Scan the material for the word "Dell", then return every line where it appears.

- - - - - - -

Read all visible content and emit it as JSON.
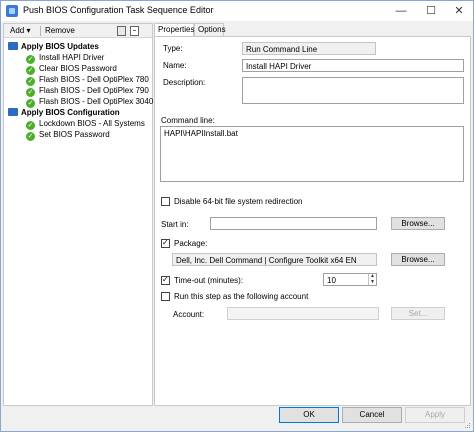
{
  "window": {
    "title": "Push BIOS Configuration Task Sequence Editor",
    "controls": {
      "minimize": "—",
      "maximize": "☐",
      "close": "✕"
    }
  },
  "toolbar": {
    "add_label": "Add ▾",
    "remove_label": "Remove"
  },
  "tree": {
    "groups": [
      {
        "label": "Apply BIOS Updates",
        "icon": "folder-icon",
        "items": [
          {
            "label": "Install HAPI Driver",
            "icon": "check-icon",
            "selected": true
          },
          {
            "label": "Clear BIOS Password",
            "icon": "check-icon"
          },
          {
            "label": "Flash BIOS - Dell OptiPlex 780",
            "icon": "check-icon"
          },
          {
            "label": "Flash BIOS - Dell OptiPlex 790",
            "icon": "check-icon"
          },
          {
            "label": "Flash BIOS - Dell OptiPlex 3040",
            "icon": "check-icon"
          }
        ]
      },
      {
        "label": "Apply BIOS Configuration",
        "icon": "folder-icon",
        "items": [
          {
            "label": "Lockdown BIOS - All Systems",
            "icon": "check-icon"
          },
          {
            "label": "Set BIOS Password",
            "icon": "check-icon"
          }
        ]
      }
    ]
  },
  "tabs": [
    {
      "label": "Properties",
      "active": true
    },
    {
      "label": "Options",
      "active": false
    }
  ],
  "properties": {
    "type_label": "Type:",
    "type_value": "Run Command Line",
    "name_label": "Name:",
    "name_value": "Install HAPI Driver",
    "description_label": "Description:",
    "description_value": "",
    "command_line_label": "Command line:",
    "command_line_value": "HAPI\\HAPIInstall.bat",
    "disable64_label": "Disable 64-bit file system redirection",
    "disable64_checked": false,
    "start_in_label": "Start in:",
    "start_in_value": "",
    "browse_label": "Browse...",
    "package_label": "Package:",
    "package_checked": true,
    "package_value": "Dell, Inc. Dell Command | Configure Toolkit x64 EN",
    "timeout_label": "Time-out (minutes):",
    "timeout_checked": true,
    "timeout_value": "10",
    "run_as_label": "Run this step as the following account",
    "run_as_checked": false,
    "account_label": "Account:",
    "account_value": "",
    "set_label": "Set..."
  },
  "footer": {
    "ok_label": "OK",
    "cancel_label": "Cancel",
    "apply_label": "Apply"
  },
  "colors": {
    "folder": "#2b6bc4",
    "check": "#4caf2a",
    "window_border": "#8aa8cf"
  }
}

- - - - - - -

• _FINISHED EXERCISE_:
            "label": "Flash BIOS - Dell OptiPlex 780",
            "label": "Flash BIOS - Dell OptiPlex 790",
            "label": "Flash BIOS - Dell OptiPlex 3040",
    "package_value": "Dell, Inc. Dell Command | Configure Toolkit x64 EN",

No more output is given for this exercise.